Its free trade business continues to flourish. The only blot is a feeble pounds 852,000 profit from its wholesale and retail wine business. Its 62 shops have seen profits halve from pounds 1.5m in 1990. Perhaps scope for some trimming?

NEXT'S share price has hit new highs in the past few months. The winter trading statement it issued last week only confirmed the remarkable comeback since its near meltdown of 1990. Sales in Next Retail were ahead 13 per cent on the previous year, while selling space was only up 4.5 per cent. Sales in its Next Directory were up 17 per cent. Its shares now command a premium rating of 16.5 times forecast 1996 earnings. The question for investors is: can management keep up the momentum?

It is rare for any retailer, especially in the more cyclical clothing end of the market, to defy the normal swings of fortune most of them experience. Next is now entering its fifth year of uninterrupted growth.

The City however is starting to make cautionary noises. With the shares at 434p and on a 30 per cent premium to the market, it is difficult to see how the group can continue this sort of growth indefinitely. Analyst Tony Shiret at stockbroker BZW shares this opinion and reckons the risks now outweigh the reward. Avoid.

NEXT, as one analyst describes it, may be a mini Marks and Spencer, at least as far as the strength of its brand goes. But Budgens is down in the bargain basement sector of the market. Ahead of its interim figures on Wednesday, there seems little to be excited about.

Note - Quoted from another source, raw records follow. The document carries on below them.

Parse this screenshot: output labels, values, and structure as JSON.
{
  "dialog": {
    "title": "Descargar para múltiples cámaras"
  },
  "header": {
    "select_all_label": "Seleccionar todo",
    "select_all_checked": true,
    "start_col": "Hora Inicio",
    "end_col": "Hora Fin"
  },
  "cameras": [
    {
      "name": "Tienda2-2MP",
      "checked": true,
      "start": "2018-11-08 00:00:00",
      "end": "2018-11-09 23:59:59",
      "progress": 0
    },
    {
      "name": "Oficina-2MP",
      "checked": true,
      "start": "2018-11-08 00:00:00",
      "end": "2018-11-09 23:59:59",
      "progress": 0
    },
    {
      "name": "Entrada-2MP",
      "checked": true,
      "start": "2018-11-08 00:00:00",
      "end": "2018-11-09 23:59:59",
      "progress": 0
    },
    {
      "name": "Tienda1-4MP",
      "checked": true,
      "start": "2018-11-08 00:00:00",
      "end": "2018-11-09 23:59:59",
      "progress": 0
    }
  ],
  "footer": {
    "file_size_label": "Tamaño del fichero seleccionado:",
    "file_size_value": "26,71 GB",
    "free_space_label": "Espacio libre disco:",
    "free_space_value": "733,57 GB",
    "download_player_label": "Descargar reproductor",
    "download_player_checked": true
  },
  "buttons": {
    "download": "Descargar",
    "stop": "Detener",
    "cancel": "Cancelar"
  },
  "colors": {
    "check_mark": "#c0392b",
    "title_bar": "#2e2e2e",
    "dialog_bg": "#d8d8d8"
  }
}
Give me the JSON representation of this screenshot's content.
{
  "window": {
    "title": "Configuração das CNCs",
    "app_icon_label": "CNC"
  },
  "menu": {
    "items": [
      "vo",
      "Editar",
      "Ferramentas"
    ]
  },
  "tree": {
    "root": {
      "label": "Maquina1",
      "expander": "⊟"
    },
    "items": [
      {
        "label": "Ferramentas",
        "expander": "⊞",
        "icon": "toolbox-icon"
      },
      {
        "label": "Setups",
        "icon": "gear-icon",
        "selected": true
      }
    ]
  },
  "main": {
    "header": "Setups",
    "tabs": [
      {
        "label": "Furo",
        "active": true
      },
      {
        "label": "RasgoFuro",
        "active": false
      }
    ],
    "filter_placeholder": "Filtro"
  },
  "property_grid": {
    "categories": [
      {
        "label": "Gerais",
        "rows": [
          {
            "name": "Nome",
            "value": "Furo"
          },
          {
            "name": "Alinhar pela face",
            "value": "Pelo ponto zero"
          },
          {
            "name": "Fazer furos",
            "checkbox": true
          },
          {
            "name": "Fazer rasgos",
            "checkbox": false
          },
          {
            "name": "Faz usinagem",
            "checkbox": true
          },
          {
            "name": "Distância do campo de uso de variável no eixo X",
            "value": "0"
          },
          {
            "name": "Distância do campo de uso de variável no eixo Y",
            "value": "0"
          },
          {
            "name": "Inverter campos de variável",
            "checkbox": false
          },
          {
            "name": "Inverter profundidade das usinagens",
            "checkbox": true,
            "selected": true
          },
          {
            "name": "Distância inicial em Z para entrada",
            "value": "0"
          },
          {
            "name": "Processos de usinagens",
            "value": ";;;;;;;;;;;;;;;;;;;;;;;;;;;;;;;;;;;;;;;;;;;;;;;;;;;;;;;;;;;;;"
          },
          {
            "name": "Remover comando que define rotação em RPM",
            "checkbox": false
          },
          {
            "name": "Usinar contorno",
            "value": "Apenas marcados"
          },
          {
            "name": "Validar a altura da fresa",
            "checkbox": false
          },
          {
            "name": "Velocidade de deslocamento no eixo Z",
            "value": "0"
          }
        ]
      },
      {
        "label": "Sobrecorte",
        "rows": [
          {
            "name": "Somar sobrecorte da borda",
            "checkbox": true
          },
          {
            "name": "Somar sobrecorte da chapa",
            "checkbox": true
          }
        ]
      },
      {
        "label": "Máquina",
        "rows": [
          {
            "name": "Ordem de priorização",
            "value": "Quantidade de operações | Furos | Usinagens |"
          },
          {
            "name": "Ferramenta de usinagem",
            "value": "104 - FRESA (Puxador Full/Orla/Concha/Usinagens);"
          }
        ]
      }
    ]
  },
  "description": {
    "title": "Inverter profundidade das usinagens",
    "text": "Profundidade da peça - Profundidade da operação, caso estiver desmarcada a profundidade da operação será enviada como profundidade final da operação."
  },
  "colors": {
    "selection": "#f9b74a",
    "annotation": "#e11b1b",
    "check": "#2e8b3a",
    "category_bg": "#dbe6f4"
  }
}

A competitive high-street environment, with Budgens' upmarket brethren all forced into discounting to retain customers, has seen life get that much tougher lower down the ladder. National Lottery ticket sales will have helped, as will have Sunday trading.

But gross margins are likely to be stagnant, held back by the conversion of six lower margin Penny Market stores to the Budgens format. There is also uncertainty as to what exactly the sourcing tie-in with German retailer REWE brings. NatWest Securities expects interim profits to reach pounds 4.3m (pounds 2.8m) this year, on sales of pounds 153m (pounds 150.2m). At 34p, the shares are on a market rating, which can hardly be justified, especially with the absence of bid speculation.